This is a film that defies tidy moral categorization, the type of film that warrants revisitation and contemplation years later—not only to assess its potential oversights but also the ways in which our grasp of representation, and its inherent complexities, must keep on evolving.
Lynn is a female character that we rarely see: however beautiful, she is uncharismatic, taciturn, and professionally unambitious. In Stonewalling, her decision to sell her eggs on the black market (for the equivalent of 2800 U.S. dollars) leads to the discovery that she is one-month pregnant.
There is a quality to the gaze that is always political. It is not that children have a more poetic look on life, but that it is vital for them to look, it is vital for them to gaze.

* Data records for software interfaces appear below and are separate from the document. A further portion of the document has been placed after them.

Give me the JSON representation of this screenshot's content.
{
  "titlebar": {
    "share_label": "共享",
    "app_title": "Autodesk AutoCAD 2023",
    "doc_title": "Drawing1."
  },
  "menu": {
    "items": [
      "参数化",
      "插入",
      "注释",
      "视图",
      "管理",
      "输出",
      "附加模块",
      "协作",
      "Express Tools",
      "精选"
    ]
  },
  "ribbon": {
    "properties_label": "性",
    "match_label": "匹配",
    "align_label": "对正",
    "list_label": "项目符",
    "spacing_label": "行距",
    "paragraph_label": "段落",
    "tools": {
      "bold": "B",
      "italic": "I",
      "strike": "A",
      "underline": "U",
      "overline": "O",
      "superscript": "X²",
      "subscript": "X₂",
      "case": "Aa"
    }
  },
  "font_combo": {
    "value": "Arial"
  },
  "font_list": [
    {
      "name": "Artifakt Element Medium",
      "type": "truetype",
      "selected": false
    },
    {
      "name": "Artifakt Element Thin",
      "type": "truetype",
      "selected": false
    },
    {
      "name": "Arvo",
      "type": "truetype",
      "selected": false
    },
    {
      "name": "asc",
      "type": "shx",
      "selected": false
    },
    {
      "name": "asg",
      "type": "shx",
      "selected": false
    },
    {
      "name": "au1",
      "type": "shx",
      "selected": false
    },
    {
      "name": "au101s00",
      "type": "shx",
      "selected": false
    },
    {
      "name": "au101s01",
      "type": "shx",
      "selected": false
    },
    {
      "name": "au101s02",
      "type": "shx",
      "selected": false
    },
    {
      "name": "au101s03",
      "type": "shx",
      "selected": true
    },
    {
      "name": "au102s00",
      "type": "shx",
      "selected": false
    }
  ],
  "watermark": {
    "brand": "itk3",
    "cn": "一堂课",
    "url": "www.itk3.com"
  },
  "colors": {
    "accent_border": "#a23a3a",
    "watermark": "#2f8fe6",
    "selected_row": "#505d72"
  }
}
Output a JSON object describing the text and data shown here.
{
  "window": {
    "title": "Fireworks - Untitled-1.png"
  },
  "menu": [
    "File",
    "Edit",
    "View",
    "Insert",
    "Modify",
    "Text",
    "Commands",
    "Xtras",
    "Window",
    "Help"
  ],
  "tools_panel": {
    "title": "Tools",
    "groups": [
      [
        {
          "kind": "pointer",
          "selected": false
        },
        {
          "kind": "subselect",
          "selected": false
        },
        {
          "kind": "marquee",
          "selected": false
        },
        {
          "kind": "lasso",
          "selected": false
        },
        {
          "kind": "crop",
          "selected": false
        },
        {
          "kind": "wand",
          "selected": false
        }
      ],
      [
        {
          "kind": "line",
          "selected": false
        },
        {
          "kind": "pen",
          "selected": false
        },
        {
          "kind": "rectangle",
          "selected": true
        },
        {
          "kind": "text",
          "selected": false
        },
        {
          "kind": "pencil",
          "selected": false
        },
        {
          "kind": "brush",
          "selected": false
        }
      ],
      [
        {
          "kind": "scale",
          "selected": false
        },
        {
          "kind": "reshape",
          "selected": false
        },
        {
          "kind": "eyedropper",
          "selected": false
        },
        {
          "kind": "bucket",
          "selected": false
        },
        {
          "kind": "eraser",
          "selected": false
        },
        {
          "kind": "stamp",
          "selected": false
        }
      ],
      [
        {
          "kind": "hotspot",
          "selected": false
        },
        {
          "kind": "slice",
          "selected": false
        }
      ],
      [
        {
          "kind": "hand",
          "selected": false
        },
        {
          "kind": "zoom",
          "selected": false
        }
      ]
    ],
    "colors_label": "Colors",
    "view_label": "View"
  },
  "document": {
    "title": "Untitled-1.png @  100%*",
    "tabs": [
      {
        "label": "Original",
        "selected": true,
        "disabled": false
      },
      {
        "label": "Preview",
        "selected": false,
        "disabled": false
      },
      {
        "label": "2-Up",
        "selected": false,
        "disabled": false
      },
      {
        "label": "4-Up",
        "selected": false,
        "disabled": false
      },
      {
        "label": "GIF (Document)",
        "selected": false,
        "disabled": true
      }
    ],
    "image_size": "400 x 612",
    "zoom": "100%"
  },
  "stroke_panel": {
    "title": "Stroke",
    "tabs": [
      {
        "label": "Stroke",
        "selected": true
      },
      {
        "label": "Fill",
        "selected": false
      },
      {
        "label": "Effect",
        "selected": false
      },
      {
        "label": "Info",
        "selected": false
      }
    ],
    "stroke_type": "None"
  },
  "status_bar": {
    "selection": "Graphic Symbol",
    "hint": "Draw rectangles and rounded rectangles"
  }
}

It is about getting information, because they are dependent and a lot is not said within families that have a strong hierarchy.